His 87 RBI and 96 runs scored paled in comparison to what we were used to seeing from a full season of peak Williams but those limited counting stats were a product of the weak lineup around him. The Hall of Fame teammates that surrounded him in the 1940s were long gone and the blatant racism of owner Tom Yawkey and his front office cronies resulted in the talent level on the roster falling behind other clubs who were integrating minority players while the Red Sox stubbornly refused.
Boston finished in third place in the AL in 1957, a whopping 24 games behind the New York Yankees. There were a few times that Williams was robbed of an MVP by a Yankees player who was gifted the award by virtue of New York winning the pennant. This wasn’t one of those times.

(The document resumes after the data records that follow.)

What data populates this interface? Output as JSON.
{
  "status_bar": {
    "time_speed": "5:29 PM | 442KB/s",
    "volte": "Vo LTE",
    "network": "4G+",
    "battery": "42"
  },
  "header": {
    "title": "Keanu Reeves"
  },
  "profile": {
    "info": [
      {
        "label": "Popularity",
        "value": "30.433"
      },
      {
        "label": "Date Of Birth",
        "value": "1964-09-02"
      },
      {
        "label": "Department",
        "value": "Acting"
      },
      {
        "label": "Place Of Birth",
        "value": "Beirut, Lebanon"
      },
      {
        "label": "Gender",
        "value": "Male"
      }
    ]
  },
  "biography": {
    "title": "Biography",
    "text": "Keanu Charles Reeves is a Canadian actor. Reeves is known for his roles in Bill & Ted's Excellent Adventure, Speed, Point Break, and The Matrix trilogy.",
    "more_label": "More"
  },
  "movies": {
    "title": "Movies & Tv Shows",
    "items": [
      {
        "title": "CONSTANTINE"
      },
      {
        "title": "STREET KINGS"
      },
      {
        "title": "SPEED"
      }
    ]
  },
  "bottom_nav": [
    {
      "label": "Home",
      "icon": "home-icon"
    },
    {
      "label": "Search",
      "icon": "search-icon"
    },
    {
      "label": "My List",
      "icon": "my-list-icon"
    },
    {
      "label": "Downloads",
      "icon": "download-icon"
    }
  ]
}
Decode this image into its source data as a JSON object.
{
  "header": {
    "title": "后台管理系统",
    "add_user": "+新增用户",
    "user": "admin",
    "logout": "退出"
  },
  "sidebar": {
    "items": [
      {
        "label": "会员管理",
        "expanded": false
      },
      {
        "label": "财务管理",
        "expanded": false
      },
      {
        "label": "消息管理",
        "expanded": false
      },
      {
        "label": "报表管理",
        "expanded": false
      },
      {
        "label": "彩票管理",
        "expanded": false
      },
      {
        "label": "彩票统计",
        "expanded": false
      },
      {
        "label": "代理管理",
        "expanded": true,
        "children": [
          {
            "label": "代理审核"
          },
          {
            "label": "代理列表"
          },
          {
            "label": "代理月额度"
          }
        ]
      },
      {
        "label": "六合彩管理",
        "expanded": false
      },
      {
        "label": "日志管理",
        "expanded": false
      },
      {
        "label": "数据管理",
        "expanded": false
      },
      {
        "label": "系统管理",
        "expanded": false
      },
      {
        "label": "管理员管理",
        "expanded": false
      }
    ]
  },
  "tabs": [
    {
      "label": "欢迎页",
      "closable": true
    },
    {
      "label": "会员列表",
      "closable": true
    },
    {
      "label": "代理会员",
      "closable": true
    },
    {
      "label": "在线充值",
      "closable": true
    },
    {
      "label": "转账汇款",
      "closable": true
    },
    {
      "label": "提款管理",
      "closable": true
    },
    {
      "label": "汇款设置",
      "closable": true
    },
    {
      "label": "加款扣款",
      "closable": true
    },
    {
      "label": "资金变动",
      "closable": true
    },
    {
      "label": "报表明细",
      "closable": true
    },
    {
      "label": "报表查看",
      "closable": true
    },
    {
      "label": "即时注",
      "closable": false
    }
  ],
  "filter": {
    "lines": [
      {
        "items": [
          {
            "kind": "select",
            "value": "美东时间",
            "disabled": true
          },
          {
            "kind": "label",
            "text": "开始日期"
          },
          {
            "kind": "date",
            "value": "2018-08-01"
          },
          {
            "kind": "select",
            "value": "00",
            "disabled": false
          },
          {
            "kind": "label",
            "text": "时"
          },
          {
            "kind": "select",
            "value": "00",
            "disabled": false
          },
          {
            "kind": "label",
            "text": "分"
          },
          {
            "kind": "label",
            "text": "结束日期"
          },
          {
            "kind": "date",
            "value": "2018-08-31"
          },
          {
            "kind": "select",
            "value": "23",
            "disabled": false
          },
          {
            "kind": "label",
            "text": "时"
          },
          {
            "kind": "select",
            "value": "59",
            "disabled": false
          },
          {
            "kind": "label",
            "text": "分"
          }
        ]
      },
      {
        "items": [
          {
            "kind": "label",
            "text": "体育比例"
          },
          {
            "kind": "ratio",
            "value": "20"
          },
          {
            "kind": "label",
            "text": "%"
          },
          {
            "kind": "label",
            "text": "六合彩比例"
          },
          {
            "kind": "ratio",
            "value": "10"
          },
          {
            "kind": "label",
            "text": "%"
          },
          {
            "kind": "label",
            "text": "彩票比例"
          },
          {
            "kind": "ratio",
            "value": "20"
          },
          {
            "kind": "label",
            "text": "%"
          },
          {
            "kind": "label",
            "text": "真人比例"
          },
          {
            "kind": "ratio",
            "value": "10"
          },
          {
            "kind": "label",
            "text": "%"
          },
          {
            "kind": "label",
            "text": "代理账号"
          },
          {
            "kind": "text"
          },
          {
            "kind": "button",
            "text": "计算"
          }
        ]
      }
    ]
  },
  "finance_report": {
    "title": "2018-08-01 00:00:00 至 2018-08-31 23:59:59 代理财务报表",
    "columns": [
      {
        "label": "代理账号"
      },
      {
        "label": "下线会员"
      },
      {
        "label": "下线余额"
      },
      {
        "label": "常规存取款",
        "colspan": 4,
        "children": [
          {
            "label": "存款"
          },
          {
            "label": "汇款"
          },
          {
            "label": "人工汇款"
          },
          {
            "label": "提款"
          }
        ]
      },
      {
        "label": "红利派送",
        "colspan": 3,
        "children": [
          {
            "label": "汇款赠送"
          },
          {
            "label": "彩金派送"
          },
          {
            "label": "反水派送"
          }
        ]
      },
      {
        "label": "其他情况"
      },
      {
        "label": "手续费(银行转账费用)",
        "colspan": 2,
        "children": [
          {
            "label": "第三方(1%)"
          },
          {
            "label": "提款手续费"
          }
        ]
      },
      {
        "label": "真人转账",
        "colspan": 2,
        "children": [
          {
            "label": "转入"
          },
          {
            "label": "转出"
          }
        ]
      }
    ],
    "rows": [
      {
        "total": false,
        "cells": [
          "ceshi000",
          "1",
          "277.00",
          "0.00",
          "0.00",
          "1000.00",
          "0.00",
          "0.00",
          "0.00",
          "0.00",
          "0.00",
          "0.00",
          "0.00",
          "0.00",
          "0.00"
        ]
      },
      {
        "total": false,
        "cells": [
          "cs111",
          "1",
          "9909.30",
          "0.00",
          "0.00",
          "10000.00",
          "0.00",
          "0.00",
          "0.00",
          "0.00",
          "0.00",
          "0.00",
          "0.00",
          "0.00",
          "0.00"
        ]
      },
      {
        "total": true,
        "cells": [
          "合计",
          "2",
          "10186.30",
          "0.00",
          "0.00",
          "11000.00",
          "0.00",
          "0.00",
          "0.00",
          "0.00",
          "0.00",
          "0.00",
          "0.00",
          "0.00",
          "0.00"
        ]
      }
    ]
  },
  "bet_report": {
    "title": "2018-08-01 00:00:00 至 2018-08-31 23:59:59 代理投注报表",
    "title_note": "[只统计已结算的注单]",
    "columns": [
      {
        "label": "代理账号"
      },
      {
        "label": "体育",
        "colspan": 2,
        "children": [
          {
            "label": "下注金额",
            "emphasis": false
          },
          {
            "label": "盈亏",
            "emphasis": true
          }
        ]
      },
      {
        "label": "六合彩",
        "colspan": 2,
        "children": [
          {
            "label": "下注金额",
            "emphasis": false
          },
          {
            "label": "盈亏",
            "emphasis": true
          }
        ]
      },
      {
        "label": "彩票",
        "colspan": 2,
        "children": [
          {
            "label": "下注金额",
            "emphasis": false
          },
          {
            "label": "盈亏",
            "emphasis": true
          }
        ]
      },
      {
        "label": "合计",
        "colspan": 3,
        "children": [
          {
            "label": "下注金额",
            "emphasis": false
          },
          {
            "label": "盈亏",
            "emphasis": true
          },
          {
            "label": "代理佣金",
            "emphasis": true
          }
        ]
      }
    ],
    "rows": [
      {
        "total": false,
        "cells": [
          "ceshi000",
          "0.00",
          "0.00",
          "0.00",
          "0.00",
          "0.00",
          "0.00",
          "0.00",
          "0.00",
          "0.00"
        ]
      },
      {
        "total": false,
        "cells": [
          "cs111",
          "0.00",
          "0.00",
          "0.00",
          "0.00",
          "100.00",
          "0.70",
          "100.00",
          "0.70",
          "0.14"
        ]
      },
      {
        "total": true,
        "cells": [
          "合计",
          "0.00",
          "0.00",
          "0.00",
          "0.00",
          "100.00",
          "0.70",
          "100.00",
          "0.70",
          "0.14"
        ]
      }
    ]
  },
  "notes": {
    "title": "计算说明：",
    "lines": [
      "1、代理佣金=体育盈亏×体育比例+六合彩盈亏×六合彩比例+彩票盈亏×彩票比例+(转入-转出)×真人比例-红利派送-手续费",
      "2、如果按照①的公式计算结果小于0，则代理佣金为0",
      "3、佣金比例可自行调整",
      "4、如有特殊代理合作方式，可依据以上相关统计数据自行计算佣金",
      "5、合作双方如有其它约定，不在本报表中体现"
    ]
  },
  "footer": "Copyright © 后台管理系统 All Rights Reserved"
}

Mickey Mantle was a deserving MVP in ’57. His offensive numbers weren’t as dominant as the previous season when he won the Triple Crown and his first MVP but they were comparable to Williams that year. Ted beat him in the batting title race and had a few more homers but Mantle was a much better base runner and defensive player than the aging Williams. Mantle’s career-high 11.3 WAR easily topped Williams’ 9.7 WAR.
Williams only topped his WAR from that season on three other occasions. FanGraphs credited him with the same 9.7 WAR but they rate that season as only the sixth-best of his career by their version of the metric.
Perhaps the most impressive aspect of this season was that Williams did it late in his career nearly a decade after his prime. The Kid was no longer a kid but he was the only reason why fans showed up at the ballpark to watch the Red Sox for most of that decade. The fourth best season of his career was also his fourth-to-last and it was the last year that Williams was a serious threat to win an MVP.